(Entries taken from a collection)
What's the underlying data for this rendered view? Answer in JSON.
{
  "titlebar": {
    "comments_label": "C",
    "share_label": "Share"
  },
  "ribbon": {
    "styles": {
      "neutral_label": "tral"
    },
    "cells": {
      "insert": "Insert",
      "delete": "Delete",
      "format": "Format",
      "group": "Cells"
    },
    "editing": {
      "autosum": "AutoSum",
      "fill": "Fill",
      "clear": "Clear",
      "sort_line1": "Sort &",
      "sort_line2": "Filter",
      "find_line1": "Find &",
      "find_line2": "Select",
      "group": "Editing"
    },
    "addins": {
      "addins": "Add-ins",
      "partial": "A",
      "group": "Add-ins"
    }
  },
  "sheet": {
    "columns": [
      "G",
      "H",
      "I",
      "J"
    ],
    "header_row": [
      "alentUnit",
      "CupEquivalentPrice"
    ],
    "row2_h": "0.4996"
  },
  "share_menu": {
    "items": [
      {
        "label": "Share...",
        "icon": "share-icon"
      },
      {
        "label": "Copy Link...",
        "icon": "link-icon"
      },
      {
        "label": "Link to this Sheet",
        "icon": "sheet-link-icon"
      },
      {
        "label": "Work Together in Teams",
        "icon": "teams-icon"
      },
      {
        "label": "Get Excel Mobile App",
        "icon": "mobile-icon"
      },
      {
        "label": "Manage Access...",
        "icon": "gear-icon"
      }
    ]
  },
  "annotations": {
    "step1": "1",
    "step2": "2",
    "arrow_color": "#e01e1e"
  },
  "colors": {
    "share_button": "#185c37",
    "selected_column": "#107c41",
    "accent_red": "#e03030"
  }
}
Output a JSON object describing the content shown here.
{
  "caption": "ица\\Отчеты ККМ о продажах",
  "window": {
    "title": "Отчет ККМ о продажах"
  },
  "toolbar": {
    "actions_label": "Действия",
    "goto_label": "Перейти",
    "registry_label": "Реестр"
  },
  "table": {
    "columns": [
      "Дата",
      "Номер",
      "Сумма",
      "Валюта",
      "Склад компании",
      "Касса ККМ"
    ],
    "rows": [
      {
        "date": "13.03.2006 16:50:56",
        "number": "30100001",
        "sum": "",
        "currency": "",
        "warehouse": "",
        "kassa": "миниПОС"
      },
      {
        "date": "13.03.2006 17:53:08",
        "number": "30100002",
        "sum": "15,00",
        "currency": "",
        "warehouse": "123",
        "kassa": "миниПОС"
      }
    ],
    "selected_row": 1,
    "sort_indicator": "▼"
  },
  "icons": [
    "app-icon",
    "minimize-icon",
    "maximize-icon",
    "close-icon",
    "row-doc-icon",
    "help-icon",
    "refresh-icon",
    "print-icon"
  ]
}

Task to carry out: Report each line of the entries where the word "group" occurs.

Response:
      "group": "Cells"
      "group": "Editing"
      "group": "Add-ins"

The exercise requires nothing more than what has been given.